*EXERCISE DIRECTIONS*: Only the pictures are dropped. Restate each line below word for word.
___ PROVIDED INFORMATION ___
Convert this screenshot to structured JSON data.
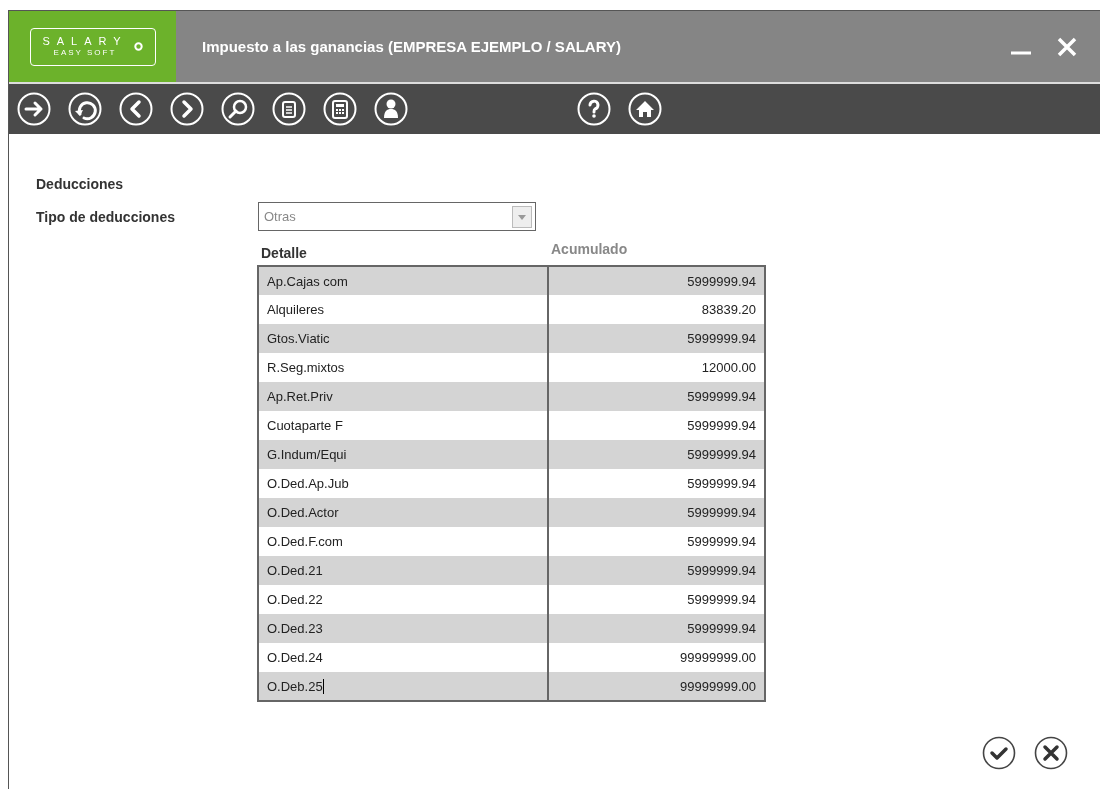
{
  "window": {
    "title": "Impuesto a las ganancias (EMPRESA EJEMPLO / SALARY)"
  },
  "logo": {
    "name": "SALARY",
    "subtitle": "EASY SOFT"
  },
  "section": {
    "title": "Deducciones"
  },
  "deduction_type": {
    "label": "Tipo de deducciones",
    "value": "Otras",
    "disabled": true
  },
  "table": {
    "columns": [
      {
        "label": "Detalle",
        "disabled": false
      },
      {
        "label": "Acumulado",
        "disabled": true
      }
    ],
    "rows": [
      {
        "detalle": "Ap.Cajas com",
        "acumulado": "5999999.94",
        "editing": false
      },
      {
        "detalle": "Alquileres",
        "acumulado": "83839.20",
        "editing": false
      },
      {
        "detalle": "Gtos.Viatic",
        "acumulado": "5999999.94",
        "editing": false
      },
      {
        "detalle": "R.Seg.mixtos",
        "acumulado": "12000.00",
        "editing": false
      },
      {
        "detalle": "Ap.Ret.Priv",
        "acumulado": "5999999.94",
        "editing": false
      },
      {
        "detalle": "Cuotaparte F",
        "acumulado": "5999999.94",
        "editing": false
      },
      {
        "detalle": "G.Indum/Equi",
        "acumulado": "5999999.94",
        "editing": false
      },
      {
        "detalle": "O.Ded.Ap.Jub",
        "acumulado": "5999999.94",
        "editing": false
      },
      {
        "detalle": "O.Ded.Actor",
        "acumulado": "5999999.94",
        "editing": false
      },
      {
        "detalle": "O.Ded.F.com",
        "acumulado": "5999999.94",
        "editing": false
      },
      {
        "detalle": "O.Ded.21",
        "acumulado": "5999999.94",
        "editing": false
      },
      {
        "detalle": "O.Ded.22",
        "acumulado": "5999999.94",
        "editing": false
      },
      {
        "detalle": "O.Ded.23",
        "acumulado": "5999999.94",
        "editing": false
      },
      {
        "detalle": "O.Ded.24",
        "acumulado": "99999999.00",
        "editing": false
      },
      {
        "detalle": "O.Deb.25",
        "acumulado": "99999999.00",
        "editing": true
      }
    ]
  }
}
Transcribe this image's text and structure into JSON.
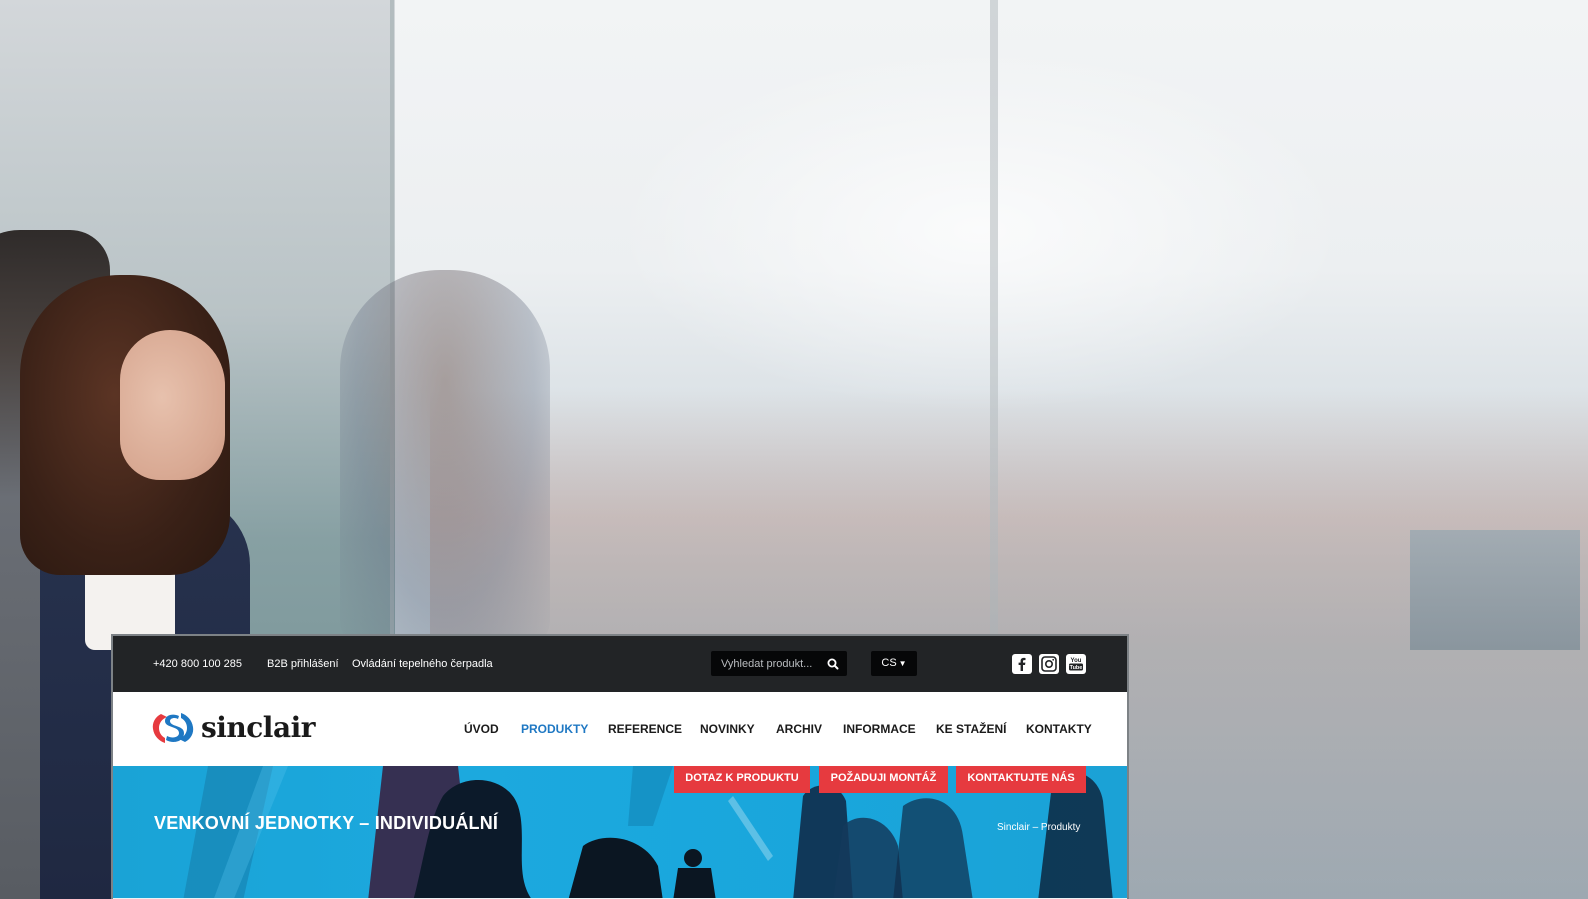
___
*WRITTEN ANSWER*:
Convert this screenshot to structured JSON data.
{
  "window": {
    "title": "Impuesto a las ganancias (EMPRESA EJEMPLO / SALARY)"
  },
  "logo": {
    "name": "SALARY",
    "subtitle": "EASY SOFT"
  },
  "section": {
    "title": "Deducciones"
  },
  "deduction_type": {
    "label": "Tipo de deducciones",
    "value": "Otras",
    "disabled": true
  },
  "table": {
    "columns": [
      {
        "label": "Detalle",
        "disabled": false
      },
      {
        "label": "Acumulado",
        "disabled": true
      }
    ],
    "rows": [
      {
        "detalle": "Ap.Cajas com",
        "acumulado": "5999999.94",
        "editing": false
      },
      {
        "detalle": "Alquileres",
        "acumulado": "83839.20",
        "editing": false
      },
      {
        "detalle": "Gtos.Viatic",
        "acumulado": "5999999.94",
        "editing": false
      },
      {
        "detalle": "R.Seg.mixtos",
        "acumulado": "12000.00",
        "editing": false
      },
      {
        "detalle": "Ap.Ret.Priv",
        "acumulado": "5999999.94",
        "editing": false
      },
      {
        "detalle": "Cuotaparte F",
        "acumulado": "5999999.94",
        "editing": false
      },
      {
        "detalle": "G.Indum/Equi",
        "acumulado": "5999999.94",
        "editing": false
      },
      {
        "detalle": "O.Ded.Ap.Jub",
        "acumulado": "5999999.94",
        "editing": false
      },
      {
        "detalle": "O.Ded.Actor",
        "acumulado": "5999999.94",
        "editing": false
      },
      {
        "detalle": "O.Ded.F.com",
        "acumulado": "5999999.94",
        "editing": false
      },
      {
        "detalle": "O.Ded.21",
        "acumulado": "5999999.94",
        "editing": false
      },
      {
        "detalle": "O.Ded.22",
        "acumulado": "5999999.94",
        "editing": false
      },
      {
        "detalle": "O.Ded.23",
        "acumulado": "5999999.94",
        "editing": false
      },
      {
        "detalle": "O.Ded.24",
        "acumulado": "99999999.00",
        "editing": false
      },
      {
        "detalle": "O.Deb.25",
        "acumulado": "99999999.00",
        "editing": true
      }
    ]
  }
}
Transcribe this image's text and structure into JSON.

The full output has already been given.